INSKEEP: OK, so hitting an urban area. And as I understand it, the Israeli military has acknowledged some collateral damage, as the phrase goes, which tends to mean civilian casualties. Is it clear to you there have been civilian casualties?

LIEBER: That's correct. Both sides - Israeli officials acknowledge that civilians were killed. In fact, the majority - as you said at the beginning of this piece, that the majority of people killed by the strikes were civilians, 12 out of 15. In fact, Israeli officials knew that family members, including the wives and some of the children of these Islamic Jihad commanders, would be there when they killed them. They decided to carry out the operation anyway. According to them, they have held off assassinating these figures in the past because they were worried about too much civilian damage. And this time, they believe that this is considered a proportional response to the threat that those Islamic Jihad commanders posed to Israeli civilians.

INSKEEP: I want to understand how Islamic Jihad fits into the broader picture here. The Gaza Strip, the Gaza area is controlled by Hamas, a Palestinian group. Islamic Jihad is there, but separate. Who are they, and what are they doing, and what do they want?

LIEBER: That's correct. Islamic Jihad is the second- or potentially the first-biggest militant group in the Gaza Strip. And for many years, we saw Israel squaring off mainly with Hamas, and Islamic Jihad kind of in the background. But what we've seen in the last few years is a kind of reverse of this. Hamas is the governing body of Gaza. It has to control the population, and it is responsible for the population. Islamic Jihad is not. It doesn't govern there. It receives guns, money and weapons from Iran, just like Hamas does.
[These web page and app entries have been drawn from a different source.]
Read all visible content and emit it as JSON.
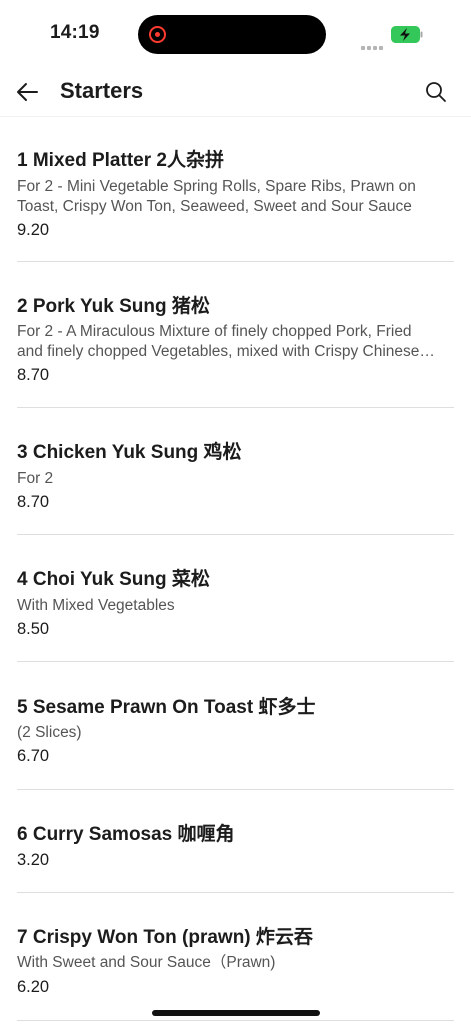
{
  "status_bar": {
    "time": "14:19"
  },
  "header": {
    "title": "Starters"
  },
  "items": [
    {
      "name": "1 Mixed Platter 2人杂拼",
      "desc_line1": "For 2 - Mini Vegetable Spring Rolls, Spare Ribs, Prawn on",
      "desc_line2": "Toast, Crispy Won Ton, Seaweed, Sweet and Sour Sauce",
      "price": "9.20"
    },
    {
      "name": "2 Pork Yuk Sung 猪松",
      "desc_line1": "For 2 - A Miraculous Mixture of finely chopped Pork, Fried",
      "desc_line2": "and finely chopped Vegetables, mixed with Crispy Chinese…",
      "price": "8.70"
    },
    {
      "name": "3 Chicken Yuk Sung 鸡松",
      "desc_line1": "For 2",
      "price": "8.70"
    },
    {
      "name": "4 Choi Yuk Sung 菜松",
      "desc_line1": "With Mixed Vegetables",
      "price": "8.50"
    },
    {
      "name": "5 Sesame Prawn On Toast 虾多士",
      "desc_line1": "(2 Slices)",
      "price": "6.70"
    },
    {
      "name": "6 Curry Samosas 咖喱角",
      "price": "3.20"
    },
    {
      "name": "7 Crispy Won Ton (prawn) 炸云吞",
      "desc_line1": "With Sweet and Sour Sauce（Prawn)",
      "price": "6.20"
    }
  ]
}
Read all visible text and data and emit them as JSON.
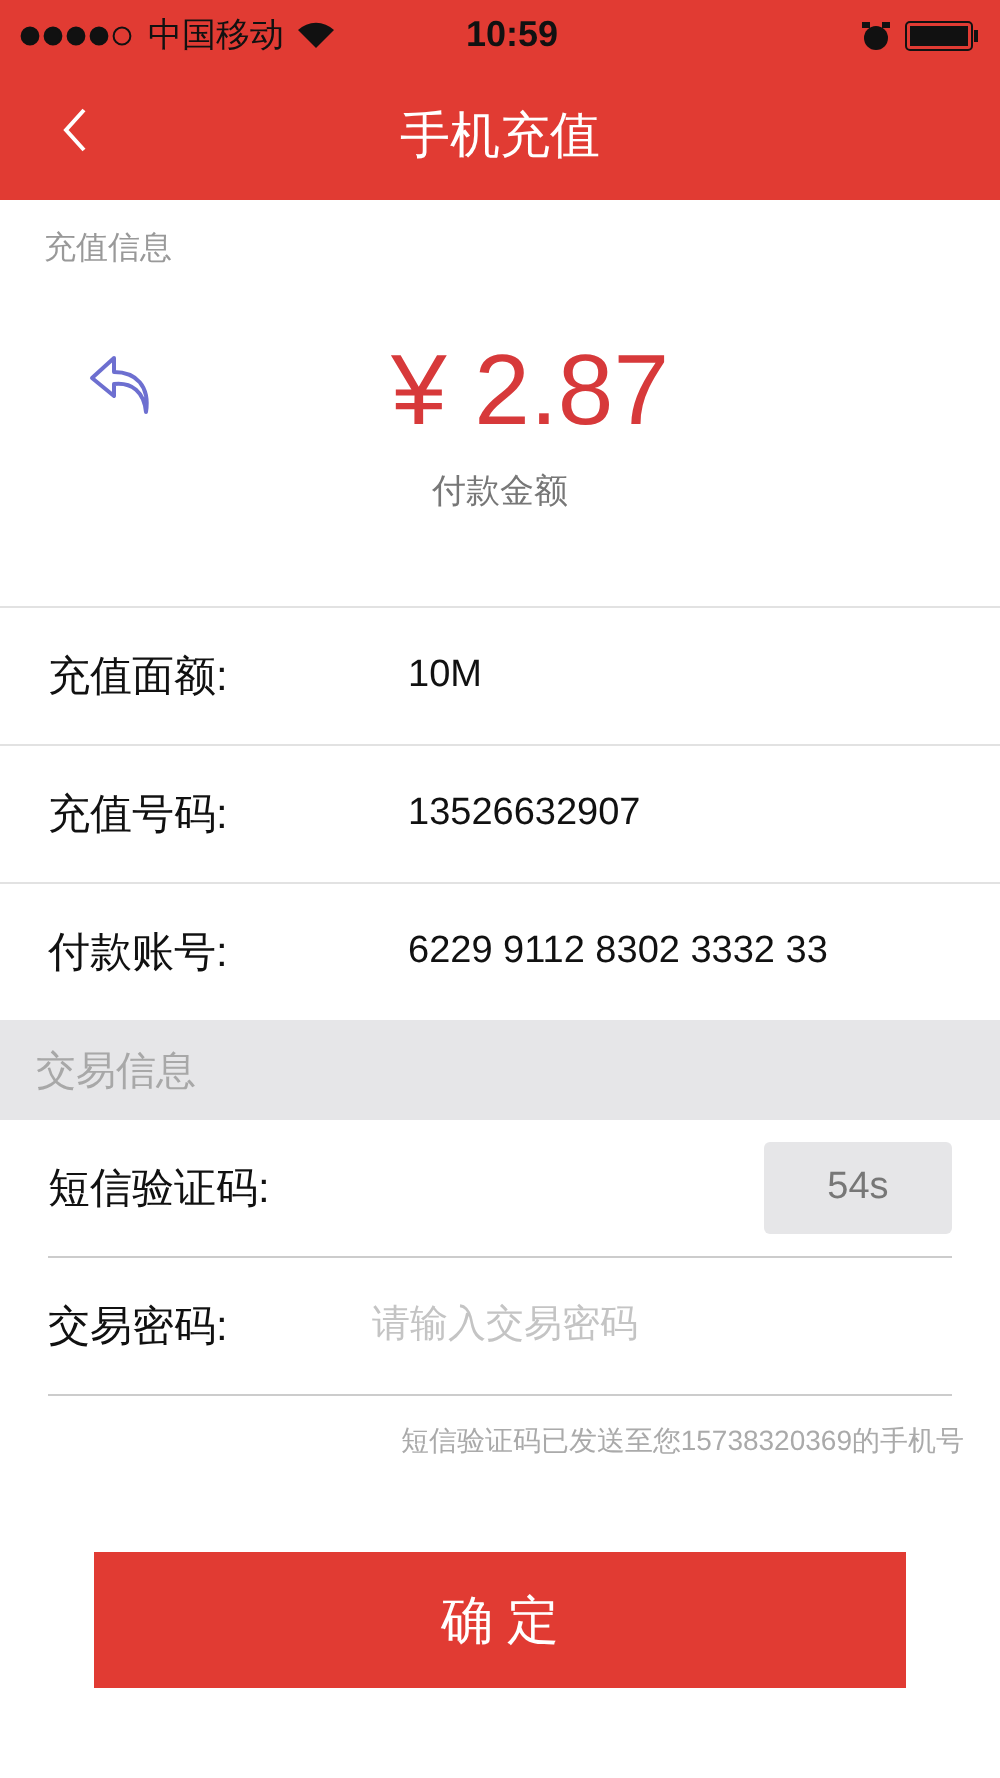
{
  "status_bar": {
    "carrier": "中国移动",
    "time": "10:59"
  },
  "nav": {
    "title": "手机充值"
  },
  "recharge_section": {
    "title": "充值信息",
    "amount": "¥ 2.87",
    "amount_label": "付款金额"
  },
  "details": [
    {
      "label": "充值面额:",
      "value": "10M"
    },
    {
      "label": "充值号码:",
      "value": "13526632907"
    },
    {
      "label": "付款账号:",
      "value": "6229 9112 8302 3332 33"
    }
  ],
  "transaction_section": {
    "title": "交易信息"
  },
  "sms_code": {
    "label": "短信验证码:",
    "countdown": "54s",
    "disabled": true
  },
  "password": {
    "label": "交易密码:",
    "placeholder": "请输入交易密码"
  },
  "notice": "短信验证码已发送至您15738320369的手机号",
  "confirm_button": "确 定"
}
But Islamic Jihad doesn't have the same kind of responsibility towards the people who live in Gaza. And because of this, Israeli strategy has been to force Hamas to balance the economic benefits of fighting Israel for the people who live in Gaza. And Hamas, you know, it doesn't want to anger the civilians who live there. But Islamic Jihad is not the same situation. So what we've seen in the past two years really is Israel squaring off with Islamic Jihad and trying to keep Hamas out of the equation. In fact, one of the big questions today really is whether Hamas will finally rejoin the fray, and when Islamic Jihad retaliates, will Hamas join them as well?

INSKEEP: Dov Lieber covers Israel and the Palestinian territories for The Wall Street Journal. Really appreciate your insights.

Thanks so much.

LIEBER: Thank you for having me. Transcript provided by NPR, Copyright NPR.